C-17 testers airdrop Army Stryker mobile gun system

  • Published
  • By 1st Lt. Brooke Davis
  • Air Force Flight Test Center Public Affairs
An aircrew from the C-17 Globemaster III combined test force here successfully airdropped a mobile gun system for the first time during a feasibility test Aug. 13. The system fits the Army's Stryker engineer squad vehicle.

The Army is testing the 52,500-pound system to possibly equip the armored vehicle to meet operational needs.

"There is a present need to have airdrop capability for the mobile gun system, and we performed the feasibility test to see if the impact of an airdrop is consistent with static impact testing the Army has already completed," said Alec Dyatt, 418th Flight Test Squadron C-17 CTF flight test engineer.

Before the airdrop here, the Army performed static airdrop impact tests to build a honeycomb cargo carrier for the system to absorb energy generated by a 12-foot drop, Mr. Dyatt said.

During those tests, the Stryker was equipped with strain gages to measure the forces on the vehicle after a 12-foot drop, Mr. Dyatt said.

The purpose of the feasibility airdrop was to verify if the extraction system was adequate, demonstrate the system could be extracted safely and verify there was sufficient clearance in the C-17 for it to be extracted, said Dan Jones, a 418th FLTS systems engineer.

"We built up to this test by dropping a cargo container that contained steel plates with the same mass properties as the mobile gun system (on Aug. 11)," Mr. Jones said.

The cargo container is equipped with 10 100-foot diameter parachutes that allow the container to hit the ground with the same force as if it had been dropped from 12 feet, Mr. Jones said.

During the airdrop, the cargo was pulled out of the aircraft with three 28-foot parachutes that are attached to the cargo platform, Mr. Jones said.
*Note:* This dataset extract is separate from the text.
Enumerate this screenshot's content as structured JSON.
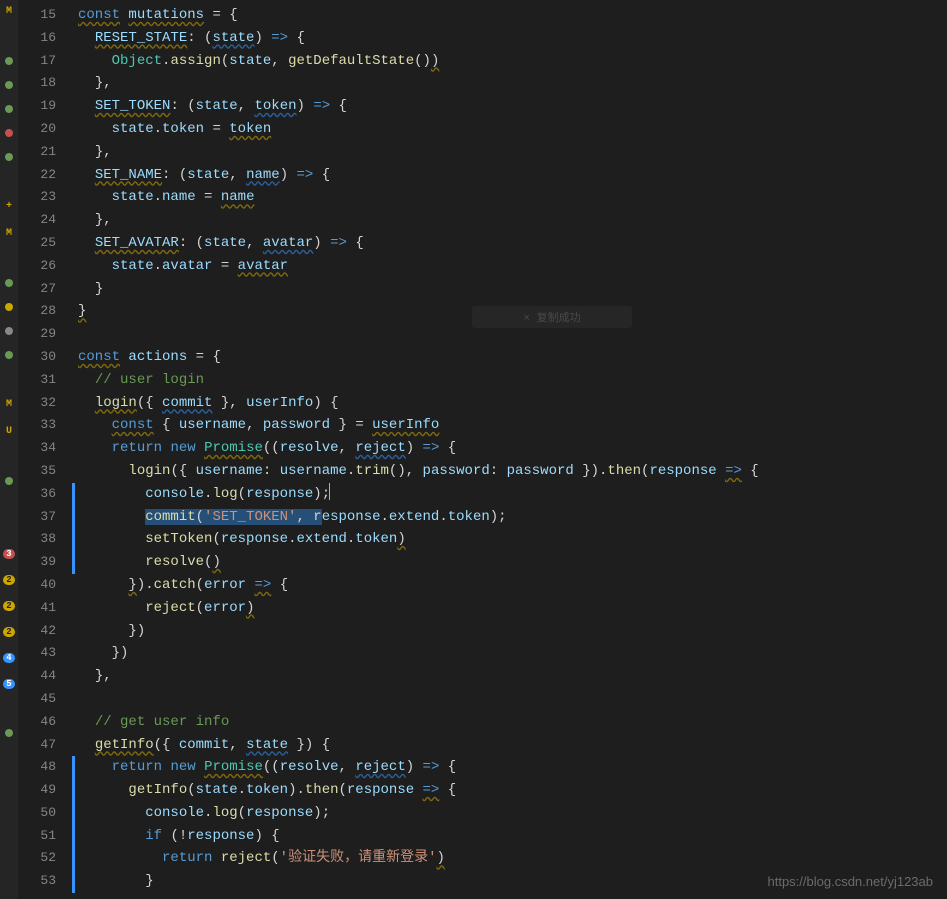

After leaving the aircraft, 10 100-foot parachutes open, allowing the cargo to drift to the ground at about 28 feet-per-second.

"The next step after the feasibility test is to have the Stryker vehicle undergo full developmental testing, which will conclude when the Army performs three operational extractions," said Maj. Landon Henderson, 418th FLTS C-17 test director and test pilot.